* TASK REQUIREMENTS:
Each line of the records that includes "title" should be found and copied.

┏━━

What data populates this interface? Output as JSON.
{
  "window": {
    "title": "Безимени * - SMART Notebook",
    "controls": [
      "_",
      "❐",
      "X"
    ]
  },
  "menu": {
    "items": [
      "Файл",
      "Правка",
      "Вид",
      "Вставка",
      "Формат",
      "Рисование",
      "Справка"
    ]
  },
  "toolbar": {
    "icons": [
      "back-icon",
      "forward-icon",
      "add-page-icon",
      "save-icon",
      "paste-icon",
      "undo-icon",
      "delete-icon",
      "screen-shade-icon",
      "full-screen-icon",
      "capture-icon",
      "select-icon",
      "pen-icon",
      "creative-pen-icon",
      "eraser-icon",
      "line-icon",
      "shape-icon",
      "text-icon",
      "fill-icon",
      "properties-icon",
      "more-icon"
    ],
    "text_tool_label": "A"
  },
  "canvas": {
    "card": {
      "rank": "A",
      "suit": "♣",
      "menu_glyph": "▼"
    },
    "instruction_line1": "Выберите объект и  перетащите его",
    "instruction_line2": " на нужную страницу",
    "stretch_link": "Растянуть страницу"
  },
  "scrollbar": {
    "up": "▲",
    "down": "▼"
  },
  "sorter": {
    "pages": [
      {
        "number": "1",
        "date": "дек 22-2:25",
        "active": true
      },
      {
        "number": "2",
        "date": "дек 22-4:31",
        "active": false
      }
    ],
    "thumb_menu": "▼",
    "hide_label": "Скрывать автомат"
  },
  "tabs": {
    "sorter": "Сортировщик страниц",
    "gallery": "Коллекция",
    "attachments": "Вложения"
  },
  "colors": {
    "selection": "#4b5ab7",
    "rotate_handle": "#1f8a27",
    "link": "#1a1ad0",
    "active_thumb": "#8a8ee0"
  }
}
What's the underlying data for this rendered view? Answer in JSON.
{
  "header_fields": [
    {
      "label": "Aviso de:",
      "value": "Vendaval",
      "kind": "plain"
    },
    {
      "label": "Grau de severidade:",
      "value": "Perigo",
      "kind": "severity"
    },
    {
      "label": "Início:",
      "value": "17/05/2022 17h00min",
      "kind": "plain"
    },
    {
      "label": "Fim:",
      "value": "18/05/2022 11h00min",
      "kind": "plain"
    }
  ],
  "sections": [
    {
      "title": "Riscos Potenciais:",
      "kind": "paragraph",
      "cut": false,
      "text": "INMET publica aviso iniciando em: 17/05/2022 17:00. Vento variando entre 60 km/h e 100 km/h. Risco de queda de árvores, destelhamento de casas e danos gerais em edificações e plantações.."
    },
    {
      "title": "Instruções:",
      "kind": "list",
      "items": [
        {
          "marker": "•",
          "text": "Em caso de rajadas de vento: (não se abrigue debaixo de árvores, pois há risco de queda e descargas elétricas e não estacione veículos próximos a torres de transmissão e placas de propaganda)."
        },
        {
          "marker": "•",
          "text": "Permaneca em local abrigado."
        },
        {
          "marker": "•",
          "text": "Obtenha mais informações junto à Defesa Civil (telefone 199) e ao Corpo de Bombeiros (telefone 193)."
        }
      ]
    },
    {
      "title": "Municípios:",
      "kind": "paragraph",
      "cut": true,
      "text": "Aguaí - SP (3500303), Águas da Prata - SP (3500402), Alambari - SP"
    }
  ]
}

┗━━

* OUTPUT OF THE TASK:
    "title": "Безимени * - SMART Notebook",
      "title": "Riscos Potenciais:",
      "title": "Instruções:",
      "title": "Municípios:",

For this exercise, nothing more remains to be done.